[Information given — start]

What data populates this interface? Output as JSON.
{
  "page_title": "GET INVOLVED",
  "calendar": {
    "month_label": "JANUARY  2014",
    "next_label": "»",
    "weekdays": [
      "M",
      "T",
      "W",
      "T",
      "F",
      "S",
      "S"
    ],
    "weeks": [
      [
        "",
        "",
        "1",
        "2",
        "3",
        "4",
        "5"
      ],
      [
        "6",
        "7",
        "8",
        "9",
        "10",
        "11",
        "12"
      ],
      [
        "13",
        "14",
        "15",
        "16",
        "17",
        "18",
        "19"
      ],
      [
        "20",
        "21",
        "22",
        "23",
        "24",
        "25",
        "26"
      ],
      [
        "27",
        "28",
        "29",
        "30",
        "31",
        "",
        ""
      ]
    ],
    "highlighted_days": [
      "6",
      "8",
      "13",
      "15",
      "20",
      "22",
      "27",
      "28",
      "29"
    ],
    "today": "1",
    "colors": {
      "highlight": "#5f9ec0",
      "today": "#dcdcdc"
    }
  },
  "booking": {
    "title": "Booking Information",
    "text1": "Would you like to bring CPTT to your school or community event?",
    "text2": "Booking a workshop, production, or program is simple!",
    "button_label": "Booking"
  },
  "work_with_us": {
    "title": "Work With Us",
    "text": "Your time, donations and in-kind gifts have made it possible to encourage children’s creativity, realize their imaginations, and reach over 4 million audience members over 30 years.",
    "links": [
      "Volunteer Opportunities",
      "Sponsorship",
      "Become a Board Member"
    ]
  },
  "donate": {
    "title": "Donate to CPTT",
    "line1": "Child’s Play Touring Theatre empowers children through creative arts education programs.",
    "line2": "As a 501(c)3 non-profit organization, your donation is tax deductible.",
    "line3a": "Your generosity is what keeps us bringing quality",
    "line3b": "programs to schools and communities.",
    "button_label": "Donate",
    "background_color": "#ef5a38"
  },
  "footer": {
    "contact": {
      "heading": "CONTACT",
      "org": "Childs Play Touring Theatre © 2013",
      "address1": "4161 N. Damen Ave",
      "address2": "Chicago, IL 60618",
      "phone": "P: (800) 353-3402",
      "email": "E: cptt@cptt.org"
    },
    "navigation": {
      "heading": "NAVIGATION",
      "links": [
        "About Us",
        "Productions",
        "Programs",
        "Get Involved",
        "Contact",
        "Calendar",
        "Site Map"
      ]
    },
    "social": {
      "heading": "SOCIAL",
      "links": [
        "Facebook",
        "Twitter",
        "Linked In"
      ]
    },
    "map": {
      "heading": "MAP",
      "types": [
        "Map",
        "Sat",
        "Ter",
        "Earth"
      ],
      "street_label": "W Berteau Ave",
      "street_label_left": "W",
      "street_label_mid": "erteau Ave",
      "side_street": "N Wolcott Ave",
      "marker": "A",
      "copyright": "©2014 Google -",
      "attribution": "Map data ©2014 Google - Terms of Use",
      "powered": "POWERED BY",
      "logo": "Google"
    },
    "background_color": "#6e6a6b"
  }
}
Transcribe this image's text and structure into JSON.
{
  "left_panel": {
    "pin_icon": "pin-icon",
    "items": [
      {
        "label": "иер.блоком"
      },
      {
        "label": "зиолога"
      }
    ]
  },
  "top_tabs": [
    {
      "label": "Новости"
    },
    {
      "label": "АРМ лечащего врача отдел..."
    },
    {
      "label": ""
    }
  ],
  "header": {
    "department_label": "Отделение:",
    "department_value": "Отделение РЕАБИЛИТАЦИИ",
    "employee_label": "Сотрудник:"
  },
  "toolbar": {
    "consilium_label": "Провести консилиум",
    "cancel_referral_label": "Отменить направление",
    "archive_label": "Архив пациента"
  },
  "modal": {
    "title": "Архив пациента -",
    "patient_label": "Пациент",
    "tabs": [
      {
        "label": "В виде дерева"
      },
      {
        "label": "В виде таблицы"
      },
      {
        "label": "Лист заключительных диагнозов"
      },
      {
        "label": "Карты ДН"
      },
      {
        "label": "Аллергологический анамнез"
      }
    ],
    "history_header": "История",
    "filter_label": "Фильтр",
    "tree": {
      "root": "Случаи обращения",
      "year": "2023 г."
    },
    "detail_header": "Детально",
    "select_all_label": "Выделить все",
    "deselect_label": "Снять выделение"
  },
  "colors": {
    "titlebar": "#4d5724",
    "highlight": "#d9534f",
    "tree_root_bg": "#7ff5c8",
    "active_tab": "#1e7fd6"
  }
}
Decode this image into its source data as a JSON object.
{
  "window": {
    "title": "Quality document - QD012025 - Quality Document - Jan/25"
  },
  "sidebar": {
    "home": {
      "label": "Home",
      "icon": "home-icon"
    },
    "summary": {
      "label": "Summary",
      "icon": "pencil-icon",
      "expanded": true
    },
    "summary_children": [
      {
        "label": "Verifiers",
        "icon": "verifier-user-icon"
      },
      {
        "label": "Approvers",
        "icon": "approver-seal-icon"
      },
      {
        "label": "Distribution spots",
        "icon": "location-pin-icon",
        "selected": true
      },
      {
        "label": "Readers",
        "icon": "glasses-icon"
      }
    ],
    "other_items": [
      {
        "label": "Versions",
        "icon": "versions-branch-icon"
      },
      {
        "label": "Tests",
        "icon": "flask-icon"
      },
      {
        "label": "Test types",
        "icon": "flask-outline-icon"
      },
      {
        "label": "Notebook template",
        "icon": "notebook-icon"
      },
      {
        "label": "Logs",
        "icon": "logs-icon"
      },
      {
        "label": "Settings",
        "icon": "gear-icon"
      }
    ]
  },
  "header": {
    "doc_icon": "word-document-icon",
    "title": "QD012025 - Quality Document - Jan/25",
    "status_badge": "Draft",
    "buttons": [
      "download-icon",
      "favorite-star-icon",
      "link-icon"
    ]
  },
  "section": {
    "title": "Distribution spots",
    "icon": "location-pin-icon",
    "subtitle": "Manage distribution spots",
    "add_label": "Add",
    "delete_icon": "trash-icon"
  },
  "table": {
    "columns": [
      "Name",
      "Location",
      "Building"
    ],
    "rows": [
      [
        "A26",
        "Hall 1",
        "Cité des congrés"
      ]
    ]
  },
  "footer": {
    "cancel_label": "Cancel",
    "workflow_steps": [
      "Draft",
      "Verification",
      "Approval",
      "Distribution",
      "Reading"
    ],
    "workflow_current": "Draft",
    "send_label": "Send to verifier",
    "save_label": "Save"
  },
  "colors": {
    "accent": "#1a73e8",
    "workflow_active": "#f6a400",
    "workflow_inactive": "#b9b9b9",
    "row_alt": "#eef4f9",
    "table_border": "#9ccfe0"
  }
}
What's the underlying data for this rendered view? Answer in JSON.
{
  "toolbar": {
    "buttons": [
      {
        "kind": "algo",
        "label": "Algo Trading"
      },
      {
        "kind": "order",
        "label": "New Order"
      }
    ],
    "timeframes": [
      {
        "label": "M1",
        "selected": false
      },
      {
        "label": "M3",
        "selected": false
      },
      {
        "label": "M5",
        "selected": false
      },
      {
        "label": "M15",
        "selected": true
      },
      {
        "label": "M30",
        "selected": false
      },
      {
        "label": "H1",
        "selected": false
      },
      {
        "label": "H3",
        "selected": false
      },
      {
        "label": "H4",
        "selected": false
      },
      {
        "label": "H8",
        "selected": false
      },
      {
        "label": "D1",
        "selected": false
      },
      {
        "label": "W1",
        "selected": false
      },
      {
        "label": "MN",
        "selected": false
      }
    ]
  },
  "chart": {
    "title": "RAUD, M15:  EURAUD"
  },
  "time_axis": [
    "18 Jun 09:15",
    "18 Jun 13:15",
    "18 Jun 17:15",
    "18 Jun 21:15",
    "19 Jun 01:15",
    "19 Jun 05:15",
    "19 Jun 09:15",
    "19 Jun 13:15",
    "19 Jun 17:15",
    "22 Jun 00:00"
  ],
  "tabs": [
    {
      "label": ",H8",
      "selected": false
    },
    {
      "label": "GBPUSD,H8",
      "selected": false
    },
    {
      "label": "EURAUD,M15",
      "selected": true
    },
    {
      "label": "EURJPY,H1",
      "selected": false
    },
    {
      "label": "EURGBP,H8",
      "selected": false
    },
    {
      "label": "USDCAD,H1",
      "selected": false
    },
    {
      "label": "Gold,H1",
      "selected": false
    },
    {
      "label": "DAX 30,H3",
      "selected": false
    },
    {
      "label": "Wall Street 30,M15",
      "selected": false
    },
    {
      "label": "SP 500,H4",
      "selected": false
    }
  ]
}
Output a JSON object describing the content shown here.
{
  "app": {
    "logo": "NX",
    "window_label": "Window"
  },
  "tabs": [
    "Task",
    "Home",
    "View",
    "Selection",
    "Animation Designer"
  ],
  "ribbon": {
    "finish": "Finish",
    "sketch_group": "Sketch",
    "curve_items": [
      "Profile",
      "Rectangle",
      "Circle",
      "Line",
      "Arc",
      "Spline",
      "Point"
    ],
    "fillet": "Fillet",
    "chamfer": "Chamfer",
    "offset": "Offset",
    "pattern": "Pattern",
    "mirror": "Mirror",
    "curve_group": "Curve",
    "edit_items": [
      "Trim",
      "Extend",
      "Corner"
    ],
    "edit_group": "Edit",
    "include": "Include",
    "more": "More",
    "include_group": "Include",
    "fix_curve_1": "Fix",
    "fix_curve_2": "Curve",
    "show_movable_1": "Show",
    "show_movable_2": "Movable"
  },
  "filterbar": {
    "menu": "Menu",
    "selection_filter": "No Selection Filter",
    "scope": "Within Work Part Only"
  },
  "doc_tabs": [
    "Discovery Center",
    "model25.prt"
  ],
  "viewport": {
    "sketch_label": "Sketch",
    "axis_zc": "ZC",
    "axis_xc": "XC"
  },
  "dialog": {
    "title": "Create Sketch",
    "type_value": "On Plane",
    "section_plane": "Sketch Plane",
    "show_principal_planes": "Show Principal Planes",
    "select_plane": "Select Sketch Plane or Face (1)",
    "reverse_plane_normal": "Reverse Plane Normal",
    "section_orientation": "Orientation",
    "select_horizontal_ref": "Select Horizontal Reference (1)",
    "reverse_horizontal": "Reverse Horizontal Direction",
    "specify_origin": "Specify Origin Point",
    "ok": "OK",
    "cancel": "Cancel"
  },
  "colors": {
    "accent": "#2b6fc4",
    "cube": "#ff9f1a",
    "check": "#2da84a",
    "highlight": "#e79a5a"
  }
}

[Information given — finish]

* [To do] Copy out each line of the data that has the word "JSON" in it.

* [Expected answer]
What data populates this interface? Output as JSON.
Transcribe this image's text and structure into JSON.
Decode this image into its source data as a JSON object.
What's the underlying data for this rendered view? Answer in JSON.
Output a JSON object describing the content shown here.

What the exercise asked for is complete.